→ **Your task**: Only the lines that contain the string "price" belong in the answer; pull them from the records.

→ **Information supplied**:
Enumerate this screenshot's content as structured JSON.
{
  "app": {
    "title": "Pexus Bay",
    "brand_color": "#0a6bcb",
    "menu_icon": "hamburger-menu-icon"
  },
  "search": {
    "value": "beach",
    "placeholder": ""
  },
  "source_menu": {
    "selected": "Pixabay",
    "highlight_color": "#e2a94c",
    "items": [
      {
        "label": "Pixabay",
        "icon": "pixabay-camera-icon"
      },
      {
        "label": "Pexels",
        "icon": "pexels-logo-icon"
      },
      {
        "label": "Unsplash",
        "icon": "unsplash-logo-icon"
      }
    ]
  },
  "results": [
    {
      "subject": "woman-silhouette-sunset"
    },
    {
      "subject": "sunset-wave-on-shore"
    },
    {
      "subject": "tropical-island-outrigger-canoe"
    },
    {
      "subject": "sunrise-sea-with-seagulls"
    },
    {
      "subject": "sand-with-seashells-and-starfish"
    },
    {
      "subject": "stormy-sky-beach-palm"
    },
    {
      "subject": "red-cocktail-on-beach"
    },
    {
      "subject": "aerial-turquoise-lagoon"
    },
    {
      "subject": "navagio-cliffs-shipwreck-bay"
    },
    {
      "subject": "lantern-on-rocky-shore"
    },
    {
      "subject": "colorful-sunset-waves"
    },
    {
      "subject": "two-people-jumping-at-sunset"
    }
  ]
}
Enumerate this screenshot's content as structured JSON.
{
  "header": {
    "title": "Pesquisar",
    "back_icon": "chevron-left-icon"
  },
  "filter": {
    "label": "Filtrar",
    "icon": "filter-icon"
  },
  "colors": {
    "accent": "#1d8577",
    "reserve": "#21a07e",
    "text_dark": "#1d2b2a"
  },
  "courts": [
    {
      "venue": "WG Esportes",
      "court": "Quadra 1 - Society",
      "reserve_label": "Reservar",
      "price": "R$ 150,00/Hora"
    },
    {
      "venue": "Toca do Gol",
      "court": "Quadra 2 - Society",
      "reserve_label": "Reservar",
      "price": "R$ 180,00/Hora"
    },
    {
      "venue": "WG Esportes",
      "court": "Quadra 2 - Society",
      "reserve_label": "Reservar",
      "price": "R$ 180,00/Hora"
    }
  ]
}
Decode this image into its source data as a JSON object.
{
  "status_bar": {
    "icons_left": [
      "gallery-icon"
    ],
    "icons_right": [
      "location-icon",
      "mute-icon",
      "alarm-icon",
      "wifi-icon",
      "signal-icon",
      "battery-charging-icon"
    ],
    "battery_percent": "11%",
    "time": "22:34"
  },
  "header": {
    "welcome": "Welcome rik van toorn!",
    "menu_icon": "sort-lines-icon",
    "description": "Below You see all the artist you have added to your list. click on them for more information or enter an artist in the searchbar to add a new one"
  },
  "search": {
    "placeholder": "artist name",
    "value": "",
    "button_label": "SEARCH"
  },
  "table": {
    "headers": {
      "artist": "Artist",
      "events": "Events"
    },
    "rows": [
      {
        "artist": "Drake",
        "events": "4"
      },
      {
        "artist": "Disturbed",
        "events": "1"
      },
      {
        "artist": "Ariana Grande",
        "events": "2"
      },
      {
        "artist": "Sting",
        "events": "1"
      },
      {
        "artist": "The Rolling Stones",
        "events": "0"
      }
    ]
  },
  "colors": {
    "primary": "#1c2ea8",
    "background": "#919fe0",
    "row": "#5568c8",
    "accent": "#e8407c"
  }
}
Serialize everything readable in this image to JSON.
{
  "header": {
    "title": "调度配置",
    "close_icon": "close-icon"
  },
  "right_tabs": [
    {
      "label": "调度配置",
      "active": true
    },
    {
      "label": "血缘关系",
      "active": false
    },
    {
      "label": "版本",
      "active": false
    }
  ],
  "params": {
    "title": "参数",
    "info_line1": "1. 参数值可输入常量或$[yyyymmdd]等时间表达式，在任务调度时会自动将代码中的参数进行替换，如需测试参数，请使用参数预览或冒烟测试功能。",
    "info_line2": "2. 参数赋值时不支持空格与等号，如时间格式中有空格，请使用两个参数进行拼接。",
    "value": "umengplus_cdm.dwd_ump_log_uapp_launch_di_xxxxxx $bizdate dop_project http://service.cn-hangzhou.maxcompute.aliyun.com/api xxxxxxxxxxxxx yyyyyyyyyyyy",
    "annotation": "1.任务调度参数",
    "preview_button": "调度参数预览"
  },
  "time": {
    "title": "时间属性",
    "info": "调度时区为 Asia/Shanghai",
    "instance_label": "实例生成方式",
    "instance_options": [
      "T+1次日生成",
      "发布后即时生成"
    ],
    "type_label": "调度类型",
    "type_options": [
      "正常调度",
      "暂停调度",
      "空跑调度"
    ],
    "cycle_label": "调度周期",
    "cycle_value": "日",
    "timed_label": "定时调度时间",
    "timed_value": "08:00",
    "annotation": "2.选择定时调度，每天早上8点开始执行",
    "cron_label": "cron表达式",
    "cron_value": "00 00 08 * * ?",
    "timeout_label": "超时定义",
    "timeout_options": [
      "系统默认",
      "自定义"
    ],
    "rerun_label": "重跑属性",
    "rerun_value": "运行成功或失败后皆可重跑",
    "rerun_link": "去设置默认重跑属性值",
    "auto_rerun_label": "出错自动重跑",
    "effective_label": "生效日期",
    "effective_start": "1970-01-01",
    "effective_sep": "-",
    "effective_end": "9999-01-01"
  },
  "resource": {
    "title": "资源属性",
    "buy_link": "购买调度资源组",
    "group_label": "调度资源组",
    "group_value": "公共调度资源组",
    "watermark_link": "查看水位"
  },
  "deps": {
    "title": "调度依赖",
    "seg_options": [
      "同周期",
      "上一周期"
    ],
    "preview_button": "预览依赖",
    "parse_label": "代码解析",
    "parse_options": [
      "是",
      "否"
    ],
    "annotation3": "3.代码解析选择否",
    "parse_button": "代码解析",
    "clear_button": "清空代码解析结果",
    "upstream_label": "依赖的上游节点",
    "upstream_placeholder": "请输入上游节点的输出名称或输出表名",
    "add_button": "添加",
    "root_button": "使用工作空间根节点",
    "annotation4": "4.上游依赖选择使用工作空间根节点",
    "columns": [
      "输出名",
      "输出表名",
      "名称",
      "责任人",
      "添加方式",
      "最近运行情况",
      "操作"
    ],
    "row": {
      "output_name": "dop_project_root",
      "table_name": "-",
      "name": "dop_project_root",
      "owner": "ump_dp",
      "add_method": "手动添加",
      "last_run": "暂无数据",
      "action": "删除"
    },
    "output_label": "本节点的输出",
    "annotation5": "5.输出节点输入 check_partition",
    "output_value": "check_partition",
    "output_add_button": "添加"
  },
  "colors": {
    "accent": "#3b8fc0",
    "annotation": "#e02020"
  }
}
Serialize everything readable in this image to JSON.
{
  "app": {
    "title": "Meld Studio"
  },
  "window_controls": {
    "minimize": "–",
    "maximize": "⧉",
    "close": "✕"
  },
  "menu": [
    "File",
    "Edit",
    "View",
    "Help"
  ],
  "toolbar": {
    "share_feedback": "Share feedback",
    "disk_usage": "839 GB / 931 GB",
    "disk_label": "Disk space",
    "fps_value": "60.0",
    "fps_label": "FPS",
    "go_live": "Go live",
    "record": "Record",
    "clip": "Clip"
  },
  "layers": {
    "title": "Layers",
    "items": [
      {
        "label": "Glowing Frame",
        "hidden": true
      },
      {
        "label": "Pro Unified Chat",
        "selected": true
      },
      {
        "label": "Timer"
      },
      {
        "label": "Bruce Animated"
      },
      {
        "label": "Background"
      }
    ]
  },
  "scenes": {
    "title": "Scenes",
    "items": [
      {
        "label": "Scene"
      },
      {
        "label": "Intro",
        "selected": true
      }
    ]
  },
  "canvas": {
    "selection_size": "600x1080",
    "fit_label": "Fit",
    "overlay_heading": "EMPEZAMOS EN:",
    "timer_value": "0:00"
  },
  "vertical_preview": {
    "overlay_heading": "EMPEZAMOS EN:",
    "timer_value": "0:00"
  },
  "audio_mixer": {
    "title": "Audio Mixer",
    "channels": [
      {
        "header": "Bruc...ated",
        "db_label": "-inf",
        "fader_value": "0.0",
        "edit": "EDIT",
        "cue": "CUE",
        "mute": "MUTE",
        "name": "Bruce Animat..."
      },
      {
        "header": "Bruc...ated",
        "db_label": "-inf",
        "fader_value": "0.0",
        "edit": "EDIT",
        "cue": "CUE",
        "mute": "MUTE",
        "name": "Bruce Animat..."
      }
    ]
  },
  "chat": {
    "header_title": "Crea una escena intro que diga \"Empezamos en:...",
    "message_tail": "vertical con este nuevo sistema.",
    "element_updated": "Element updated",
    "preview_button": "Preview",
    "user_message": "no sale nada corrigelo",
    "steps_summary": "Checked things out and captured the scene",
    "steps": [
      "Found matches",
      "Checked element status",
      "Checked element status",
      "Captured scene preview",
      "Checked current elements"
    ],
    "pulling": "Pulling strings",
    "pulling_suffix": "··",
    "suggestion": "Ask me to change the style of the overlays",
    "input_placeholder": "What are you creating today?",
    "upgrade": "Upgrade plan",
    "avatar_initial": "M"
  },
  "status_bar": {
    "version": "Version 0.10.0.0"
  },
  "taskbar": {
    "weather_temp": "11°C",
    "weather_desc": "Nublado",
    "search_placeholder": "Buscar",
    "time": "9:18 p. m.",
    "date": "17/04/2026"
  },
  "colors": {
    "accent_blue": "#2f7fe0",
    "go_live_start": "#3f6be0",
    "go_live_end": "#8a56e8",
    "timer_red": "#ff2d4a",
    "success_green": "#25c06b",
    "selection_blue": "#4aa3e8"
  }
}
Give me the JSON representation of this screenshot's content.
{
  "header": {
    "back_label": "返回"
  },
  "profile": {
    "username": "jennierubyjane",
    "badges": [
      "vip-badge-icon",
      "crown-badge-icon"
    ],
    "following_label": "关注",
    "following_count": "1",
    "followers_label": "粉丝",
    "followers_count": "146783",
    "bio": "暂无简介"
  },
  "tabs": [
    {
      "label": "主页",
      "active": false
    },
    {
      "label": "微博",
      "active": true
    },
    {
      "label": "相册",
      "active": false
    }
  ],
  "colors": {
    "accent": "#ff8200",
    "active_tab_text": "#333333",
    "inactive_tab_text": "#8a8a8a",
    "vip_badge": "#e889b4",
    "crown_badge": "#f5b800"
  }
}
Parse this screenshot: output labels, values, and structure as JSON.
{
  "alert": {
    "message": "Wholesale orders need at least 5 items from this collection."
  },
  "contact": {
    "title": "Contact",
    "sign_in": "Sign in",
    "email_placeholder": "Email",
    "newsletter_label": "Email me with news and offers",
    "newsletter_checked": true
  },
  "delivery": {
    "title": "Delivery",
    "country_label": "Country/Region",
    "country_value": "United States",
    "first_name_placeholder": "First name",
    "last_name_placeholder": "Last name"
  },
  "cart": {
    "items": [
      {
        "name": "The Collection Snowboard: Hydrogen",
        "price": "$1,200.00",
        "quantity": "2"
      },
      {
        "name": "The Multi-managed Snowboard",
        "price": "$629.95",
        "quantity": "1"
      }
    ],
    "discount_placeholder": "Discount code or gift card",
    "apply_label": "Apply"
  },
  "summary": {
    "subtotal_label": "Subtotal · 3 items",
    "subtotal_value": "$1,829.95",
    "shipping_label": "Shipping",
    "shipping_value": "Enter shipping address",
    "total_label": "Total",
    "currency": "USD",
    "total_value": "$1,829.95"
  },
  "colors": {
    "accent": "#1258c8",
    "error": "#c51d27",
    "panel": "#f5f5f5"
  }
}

→ **Task solution**:
      "price": "R$ 150,00/Hora"
      "price": "R$ 180,00/Hora"
      "price": "R$ 180,00/Hora"
        "price": "$1,200.00",
        "price": "$629.95",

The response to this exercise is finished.